and discovering you could drive home in a Cadillac. "While the strategy is working for the Watsons up until now, it's important to understand the threats and the expenses. Chris Bruser, with Retirement Funding Solutions LLC, sold the reverse home loan to the Watsons, however has actually alerted others that it may not be right for them. Somebody with couple of possessions outside the home could exhaust the equity early, and if the house owner falls behind on taxes or upkeep, they might face eviction."Regrettably, if someone is already in crisis mode, I can't truly help them, "Bruser said.The psychology of the transaction is likewise essential, said Jonathan Guyton, principal of Foundation Wealth Advisors in Minneapolis. Consider reverse home mortgages as a protective method for your total retirement strategy, he suggested.That might imply buying a retirement community with half the possessions you may otherwise dedicate to real estate and investing the distinction, or securing a credit line that grows with inflation over time and can serve as durability insurance coverage. "It is essential for retired people to understand why they are acquiring these and what they are spending for beyond what is achieved with a conventional home equity line of credit, "he said. "Imagine what a pre-retiree hears if their adviser states something like,'Your retirement still looks really strong, but we believe you ought to put a reverse mortgage in place just in case that ever changes.'"Fees, closing costs and home mortgage insurance can amount to a number of thousand dollars on a common loan, not to point out the accruing interest and continuous home loan insurance coverage premiums of 1.25 percent yearly. Paying those fees can be worth it to make sure a senior can stay in a home, Guyton said, however may be less so if the objective is simply enabling more discretionary spending." The environment has changed pretty significantly

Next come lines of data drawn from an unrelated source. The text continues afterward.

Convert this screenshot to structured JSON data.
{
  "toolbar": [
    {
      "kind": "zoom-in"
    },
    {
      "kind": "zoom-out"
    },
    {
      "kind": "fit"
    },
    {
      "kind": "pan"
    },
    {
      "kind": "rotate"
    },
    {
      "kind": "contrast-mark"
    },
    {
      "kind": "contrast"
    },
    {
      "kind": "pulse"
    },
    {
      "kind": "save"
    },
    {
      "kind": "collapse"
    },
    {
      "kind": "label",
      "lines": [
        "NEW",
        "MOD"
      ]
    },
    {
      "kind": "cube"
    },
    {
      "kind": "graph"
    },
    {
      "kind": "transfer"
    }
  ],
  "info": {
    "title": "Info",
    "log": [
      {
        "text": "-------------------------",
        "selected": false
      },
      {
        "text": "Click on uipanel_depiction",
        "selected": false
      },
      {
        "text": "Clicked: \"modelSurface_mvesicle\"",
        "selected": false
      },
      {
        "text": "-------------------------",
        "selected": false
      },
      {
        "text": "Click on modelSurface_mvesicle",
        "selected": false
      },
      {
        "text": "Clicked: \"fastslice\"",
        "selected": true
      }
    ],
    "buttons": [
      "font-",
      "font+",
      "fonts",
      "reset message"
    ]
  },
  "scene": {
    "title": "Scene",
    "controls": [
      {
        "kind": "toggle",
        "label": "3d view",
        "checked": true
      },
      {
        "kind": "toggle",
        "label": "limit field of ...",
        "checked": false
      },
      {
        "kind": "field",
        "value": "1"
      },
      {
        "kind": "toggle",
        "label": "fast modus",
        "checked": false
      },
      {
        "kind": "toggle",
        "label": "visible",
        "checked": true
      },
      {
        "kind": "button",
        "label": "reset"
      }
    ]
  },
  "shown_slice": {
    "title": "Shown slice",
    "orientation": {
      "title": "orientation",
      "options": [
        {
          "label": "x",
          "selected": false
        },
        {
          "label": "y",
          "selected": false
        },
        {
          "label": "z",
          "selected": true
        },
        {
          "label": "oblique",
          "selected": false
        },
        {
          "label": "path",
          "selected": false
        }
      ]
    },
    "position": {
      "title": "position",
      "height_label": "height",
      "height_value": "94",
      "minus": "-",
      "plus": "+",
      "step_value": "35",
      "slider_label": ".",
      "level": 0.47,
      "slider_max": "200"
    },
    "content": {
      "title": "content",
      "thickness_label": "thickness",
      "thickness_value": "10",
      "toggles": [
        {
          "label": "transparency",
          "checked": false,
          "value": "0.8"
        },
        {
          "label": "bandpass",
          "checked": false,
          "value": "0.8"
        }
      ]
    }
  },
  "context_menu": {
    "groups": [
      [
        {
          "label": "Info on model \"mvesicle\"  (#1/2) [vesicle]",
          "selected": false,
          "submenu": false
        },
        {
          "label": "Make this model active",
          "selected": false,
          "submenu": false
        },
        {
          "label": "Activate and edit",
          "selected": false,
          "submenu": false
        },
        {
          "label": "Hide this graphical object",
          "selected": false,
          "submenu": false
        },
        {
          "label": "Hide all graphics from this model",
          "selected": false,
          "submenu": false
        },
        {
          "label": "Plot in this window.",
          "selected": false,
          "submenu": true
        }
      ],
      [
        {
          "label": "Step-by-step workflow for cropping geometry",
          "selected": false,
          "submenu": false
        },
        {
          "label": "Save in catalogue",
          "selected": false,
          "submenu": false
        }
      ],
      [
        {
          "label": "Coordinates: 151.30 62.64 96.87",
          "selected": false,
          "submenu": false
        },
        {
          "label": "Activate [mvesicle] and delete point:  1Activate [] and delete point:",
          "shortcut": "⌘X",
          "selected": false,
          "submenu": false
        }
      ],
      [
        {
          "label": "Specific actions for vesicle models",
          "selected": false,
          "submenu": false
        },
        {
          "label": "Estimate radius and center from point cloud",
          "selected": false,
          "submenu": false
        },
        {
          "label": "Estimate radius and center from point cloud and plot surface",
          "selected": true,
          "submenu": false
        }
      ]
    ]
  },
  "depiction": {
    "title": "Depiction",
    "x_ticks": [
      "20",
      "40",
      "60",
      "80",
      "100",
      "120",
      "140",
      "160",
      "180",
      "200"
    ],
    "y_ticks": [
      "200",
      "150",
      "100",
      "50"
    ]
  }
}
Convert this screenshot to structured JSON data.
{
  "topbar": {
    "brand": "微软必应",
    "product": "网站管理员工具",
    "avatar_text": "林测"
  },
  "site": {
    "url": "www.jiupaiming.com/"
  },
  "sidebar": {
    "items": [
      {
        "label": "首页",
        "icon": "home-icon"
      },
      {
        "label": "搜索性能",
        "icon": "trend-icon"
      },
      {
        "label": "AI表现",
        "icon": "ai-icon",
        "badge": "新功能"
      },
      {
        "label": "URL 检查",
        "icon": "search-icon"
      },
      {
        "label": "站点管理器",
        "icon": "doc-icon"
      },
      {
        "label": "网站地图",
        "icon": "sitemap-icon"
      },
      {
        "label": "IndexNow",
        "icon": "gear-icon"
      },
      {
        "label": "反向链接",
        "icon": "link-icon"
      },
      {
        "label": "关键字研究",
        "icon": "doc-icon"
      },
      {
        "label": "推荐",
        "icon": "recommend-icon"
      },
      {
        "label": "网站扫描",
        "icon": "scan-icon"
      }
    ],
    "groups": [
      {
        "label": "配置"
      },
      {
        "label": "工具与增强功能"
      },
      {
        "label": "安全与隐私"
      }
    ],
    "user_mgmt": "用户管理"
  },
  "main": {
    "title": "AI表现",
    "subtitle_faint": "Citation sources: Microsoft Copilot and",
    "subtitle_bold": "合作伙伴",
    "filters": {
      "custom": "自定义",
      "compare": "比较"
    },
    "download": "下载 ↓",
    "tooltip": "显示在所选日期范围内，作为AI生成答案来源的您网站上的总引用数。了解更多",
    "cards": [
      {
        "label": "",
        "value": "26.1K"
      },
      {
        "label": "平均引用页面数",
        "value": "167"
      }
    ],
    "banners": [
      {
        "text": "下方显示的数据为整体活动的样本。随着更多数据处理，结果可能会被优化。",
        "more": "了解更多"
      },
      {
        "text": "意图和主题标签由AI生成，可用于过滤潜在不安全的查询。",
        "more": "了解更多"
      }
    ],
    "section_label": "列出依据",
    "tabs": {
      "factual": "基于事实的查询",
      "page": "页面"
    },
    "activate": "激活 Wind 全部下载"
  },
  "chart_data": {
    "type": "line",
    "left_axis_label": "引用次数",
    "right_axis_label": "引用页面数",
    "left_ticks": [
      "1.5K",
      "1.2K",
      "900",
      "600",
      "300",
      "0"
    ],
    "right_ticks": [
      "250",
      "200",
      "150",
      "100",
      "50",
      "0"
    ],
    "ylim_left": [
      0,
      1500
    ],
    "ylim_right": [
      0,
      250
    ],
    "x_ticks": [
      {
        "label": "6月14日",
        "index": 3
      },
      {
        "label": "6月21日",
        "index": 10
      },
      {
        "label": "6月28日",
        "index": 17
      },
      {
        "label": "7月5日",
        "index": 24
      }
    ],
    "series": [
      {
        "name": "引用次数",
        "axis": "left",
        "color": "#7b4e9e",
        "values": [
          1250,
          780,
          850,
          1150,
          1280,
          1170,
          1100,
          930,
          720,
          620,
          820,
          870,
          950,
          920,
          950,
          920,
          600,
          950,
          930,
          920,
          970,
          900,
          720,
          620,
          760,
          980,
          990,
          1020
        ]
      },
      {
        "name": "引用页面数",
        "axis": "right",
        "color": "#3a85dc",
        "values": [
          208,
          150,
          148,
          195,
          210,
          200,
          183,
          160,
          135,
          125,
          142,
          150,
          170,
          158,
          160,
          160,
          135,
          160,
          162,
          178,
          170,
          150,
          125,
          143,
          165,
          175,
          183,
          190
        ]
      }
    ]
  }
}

"concerning reverse home mortgages given that federal guidelines over the last couple of years broadened just how much homeowners could borrow, cut some of the charges and boosted customer protections, said Amy Ford, NCOA's senior director of home equity initiatives.But there are still risks, and the group encourages people to ask a lot of questions during the needed counseling sessions that borrowers need to take part in

to complete the loan process."Seniors who burn through that equity too rapidly could find themselves in a challenging position," she said. Janet Kidd Stewart composes The Journey for Tribune Material Company. She can be reached at [email protected] Figg & #x 2022; New York City Times.